In the entries below, find every line holding the string "bank" and collect it.
──────── Input ────────
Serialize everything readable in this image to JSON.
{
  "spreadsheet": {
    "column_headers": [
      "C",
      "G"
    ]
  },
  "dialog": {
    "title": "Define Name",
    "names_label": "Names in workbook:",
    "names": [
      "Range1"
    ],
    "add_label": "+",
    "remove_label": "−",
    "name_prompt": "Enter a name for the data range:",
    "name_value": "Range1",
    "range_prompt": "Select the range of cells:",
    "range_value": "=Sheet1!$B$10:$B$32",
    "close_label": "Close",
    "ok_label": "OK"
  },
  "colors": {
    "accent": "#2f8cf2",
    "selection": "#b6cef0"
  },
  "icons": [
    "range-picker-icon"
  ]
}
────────
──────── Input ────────
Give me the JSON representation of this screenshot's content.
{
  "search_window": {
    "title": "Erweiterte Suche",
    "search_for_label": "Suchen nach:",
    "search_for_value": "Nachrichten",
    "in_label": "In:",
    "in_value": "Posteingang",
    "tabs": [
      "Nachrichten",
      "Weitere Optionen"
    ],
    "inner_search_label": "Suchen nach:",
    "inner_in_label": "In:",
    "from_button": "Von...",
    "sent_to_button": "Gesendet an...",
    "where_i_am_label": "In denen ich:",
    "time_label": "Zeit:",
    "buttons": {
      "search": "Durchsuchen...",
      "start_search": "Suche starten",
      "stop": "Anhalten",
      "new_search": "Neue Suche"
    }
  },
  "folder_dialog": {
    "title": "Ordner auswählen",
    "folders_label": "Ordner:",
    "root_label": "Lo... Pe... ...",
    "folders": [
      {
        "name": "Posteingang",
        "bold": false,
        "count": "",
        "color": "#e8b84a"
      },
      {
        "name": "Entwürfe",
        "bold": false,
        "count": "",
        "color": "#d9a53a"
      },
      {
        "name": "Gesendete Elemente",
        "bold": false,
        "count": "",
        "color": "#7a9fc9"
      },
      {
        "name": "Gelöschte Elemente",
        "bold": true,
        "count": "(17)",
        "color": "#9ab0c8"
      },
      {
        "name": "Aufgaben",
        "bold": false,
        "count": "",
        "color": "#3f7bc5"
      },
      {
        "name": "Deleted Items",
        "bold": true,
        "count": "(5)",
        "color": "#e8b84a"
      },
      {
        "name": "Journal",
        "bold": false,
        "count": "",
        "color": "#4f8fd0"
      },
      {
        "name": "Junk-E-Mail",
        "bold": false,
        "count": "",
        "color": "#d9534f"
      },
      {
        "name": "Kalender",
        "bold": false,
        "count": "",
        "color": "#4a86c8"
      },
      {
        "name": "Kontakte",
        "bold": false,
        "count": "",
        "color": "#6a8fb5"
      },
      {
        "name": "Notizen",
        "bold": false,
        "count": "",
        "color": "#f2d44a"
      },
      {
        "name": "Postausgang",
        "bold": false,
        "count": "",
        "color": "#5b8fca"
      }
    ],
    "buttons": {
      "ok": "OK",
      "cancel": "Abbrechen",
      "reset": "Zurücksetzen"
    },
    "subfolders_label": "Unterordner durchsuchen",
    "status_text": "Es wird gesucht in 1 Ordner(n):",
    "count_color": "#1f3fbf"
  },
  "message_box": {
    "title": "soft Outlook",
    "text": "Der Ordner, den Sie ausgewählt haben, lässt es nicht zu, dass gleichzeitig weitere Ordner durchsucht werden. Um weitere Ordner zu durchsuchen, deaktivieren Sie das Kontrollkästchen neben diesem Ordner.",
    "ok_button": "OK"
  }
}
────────
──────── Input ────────
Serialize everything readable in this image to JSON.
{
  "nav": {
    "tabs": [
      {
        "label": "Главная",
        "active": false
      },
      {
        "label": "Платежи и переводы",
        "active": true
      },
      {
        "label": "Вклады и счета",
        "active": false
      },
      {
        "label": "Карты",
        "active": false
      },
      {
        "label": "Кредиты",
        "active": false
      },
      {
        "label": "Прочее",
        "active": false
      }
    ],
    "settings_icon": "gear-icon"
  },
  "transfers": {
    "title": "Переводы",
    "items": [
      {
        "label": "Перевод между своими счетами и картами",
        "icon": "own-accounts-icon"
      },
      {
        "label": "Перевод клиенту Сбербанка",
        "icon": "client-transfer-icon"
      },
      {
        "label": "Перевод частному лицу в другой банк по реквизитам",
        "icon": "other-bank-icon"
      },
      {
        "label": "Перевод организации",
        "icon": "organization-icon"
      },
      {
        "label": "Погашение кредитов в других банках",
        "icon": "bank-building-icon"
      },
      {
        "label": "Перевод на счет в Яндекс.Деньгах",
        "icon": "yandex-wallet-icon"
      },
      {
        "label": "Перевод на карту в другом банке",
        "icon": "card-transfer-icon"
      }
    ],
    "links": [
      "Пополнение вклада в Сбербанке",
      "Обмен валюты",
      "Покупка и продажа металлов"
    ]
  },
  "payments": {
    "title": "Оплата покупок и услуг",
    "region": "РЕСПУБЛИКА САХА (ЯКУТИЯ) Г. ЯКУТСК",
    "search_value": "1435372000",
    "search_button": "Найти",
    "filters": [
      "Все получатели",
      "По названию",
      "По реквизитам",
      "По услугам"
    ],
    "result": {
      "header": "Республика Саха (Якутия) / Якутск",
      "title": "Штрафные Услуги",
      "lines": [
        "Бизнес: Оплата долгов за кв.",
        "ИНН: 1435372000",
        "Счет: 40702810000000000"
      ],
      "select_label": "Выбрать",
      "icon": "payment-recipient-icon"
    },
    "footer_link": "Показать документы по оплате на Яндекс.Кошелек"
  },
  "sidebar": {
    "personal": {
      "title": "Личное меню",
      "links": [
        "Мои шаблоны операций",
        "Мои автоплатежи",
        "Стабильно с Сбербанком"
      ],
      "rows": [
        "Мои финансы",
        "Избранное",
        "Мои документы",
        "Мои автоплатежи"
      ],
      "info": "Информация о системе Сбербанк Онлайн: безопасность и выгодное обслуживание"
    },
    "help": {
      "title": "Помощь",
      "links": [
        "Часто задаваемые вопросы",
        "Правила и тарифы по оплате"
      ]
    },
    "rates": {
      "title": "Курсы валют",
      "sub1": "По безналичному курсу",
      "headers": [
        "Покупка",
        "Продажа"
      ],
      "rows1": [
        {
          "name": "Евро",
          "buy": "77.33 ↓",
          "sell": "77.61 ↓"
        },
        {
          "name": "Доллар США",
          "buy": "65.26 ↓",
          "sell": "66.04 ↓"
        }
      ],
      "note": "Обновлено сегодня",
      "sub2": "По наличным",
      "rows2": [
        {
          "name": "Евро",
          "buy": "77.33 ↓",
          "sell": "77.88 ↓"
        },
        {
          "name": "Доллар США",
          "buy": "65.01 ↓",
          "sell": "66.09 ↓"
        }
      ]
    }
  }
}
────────
■ Response to the task
        "icon": "other-bank-icon"
        "icon": "bank-building-icon"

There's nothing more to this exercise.